Over the past few years the Nature Connectedness Research Group at the University of Derby has been focussed on delivering several research projects. Over the summer we found a moment to pause, update our pathways guidance (see below) and plan a team photo. For a group photo we wanted an image that prompted reflection on human-nature relationships, but was also a bit of fun. We could have gone out into nature, but our research shows contact and connection are different – independent and additive. Moving beyond contact to a close relationship with nature is important for human wellbeing and pro-nature behaviours.
Our new group photo was inspired by Joseph Wright of Derby’s An Experiment on a Bird in the Air Pump. At first sight this can seem like an odd choice. There are three reasons, two are simple, and the third requires a little more discussion. Firstly, Joseph Wright was from Derby, so is the group. Second, it’s more interesting (and enjoyable to be a part of!) than a standard group photo – it’s an experiment with a wooden bird. Third, in many ways the painting is about the human relationship with nature.

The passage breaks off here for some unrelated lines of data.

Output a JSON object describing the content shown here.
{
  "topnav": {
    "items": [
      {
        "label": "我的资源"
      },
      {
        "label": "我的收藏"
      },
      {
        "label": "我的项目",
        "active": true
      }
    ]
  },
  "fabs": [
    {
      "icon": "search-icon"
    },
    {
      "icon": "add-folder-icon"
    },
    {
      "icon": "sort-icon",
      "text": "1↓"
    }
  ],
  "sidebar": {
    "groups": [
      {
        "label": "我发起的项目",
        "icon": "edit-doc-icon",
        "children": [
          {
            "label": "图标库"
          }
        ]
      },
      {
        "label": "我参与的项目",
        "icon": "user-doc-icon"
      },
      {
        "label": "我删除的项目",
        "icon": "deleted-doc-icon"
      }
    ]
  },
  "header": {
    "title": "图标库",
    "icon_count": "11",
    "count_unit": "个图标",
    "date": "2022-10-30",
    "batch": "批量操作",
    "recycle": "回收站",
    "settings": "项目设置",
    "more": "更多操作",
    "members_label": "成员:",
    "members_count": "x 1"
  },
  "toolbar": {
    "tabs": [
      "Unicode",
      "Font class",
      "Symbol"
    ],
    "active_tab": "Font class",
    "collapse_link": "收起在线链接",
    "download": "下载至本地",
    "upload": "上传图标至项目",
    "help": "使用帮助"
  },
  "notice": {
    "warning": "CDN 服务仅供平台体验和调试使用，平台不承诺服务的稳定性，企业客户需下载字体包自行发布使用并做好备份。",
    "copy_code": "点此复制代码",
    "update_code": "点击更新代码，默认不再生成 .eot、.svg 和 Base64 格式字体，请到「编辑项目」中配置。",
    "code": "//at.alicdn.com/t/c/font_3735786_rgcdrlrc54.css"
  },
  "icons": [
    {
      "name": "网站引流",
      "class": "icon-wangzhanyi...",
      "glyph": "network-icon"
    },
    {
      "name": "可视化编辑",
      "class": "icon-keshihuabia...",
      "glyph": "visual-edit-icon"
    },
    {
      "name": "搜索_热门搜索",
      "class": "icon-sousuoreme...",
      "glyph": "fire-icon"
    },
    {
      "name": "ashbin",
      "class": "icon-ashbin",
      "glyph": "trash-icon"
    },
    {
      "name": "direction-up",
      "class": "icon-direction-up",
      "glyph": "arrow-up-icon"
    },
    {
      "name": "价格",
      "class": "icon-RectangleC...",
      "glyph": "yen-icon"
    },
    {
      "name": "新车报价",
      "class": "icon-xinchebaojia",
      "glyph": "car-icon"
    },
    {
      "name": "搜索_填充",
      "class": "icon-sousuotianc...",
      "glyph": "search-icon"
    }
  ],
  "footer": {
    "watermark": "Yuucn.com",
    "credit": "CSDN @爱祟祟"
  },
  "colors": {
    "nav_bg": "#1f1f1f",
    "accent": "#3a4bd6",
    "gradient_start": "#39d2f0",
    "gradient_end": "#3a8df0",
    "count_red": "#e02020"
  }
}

Joseph Wright was from Derby, working at a time of scientific enlightenment – a period marked by an emphasis on the scientific method and reductionism. The reductionist scientific method focuses on minute and quantifiable factors with straightforward explanations of the data being sought. While it is an objective and informative approach, it should be remembered that it can miss dynamic and complex connections present in natural systems – we can’t measure and control every variable in a complex system. Some argue that the enlightenment and reductionist scientific method led to a separation of humanity from nature. Further, the painting was completed in 1768 towards the start of the Industrial Revolution, the start of unprecedented use of natural resources and fossil fuels. It is a time of increasing urbanicity and key changes to the human relationship with nature.
An Experiment on a Bird in the Air Pump shows people gathered to observe an air pump experiment into the nature of air and its ability to support life. The painting shows a cockatiel panicking, perhaps dying, as the air is the pump withdraws the air from the vessel. The witnesses display various emotions, from understandable distress to fascination. The painting reflects a certain type of relationship with nature and the natural world. A relationship of enquiry and knowledge where scientific curiosity overcomes concern for the bird – nature.
The nature of our planet’s atmosphere and impact on all life is a key concern now, a new relationship with nature is needed for a sustainable future. The Nature Connectedness Research Group studies our emotional connection to nature and the benefits to wellbeing and pro-nature behaviours. We have replaced the bird with an artistic representation of nature, the type of pursuit that can help build a connection with nature, for the artist or the viewer. The photograph also includes one of our main research tools, a laptop, which adopts a natural symbol for its brand, just one way that the meaning of nature has changed in our lives and a symbol of the technology that defines us more and more. You might also spot some of the applications of our research, such as the National Trust 50 Things leaflet.
There are many types of relationship with nature, both sustainable and not, and we’ve recently refreshed the guidance on the positive types of relationship identified in our pathways to nature connectedness research in a new postcard (PDF). We’ve also produced a short video to help explain and illustrate the pathways. These help explain the types of activity to foster to improve nature connectedness. They provide an applied framework for those designing programmes, or places, to improve human-nature connectedness – bringing about the benefits to wellbeing and pro-nature behaviours.
For the Nature Connectedness Research Group our story is nature, let nature be your story.
Thank you to Geoffrey Shek and Jay Lawrence for the photography, and to the Dolphin Inn in Derby for the room.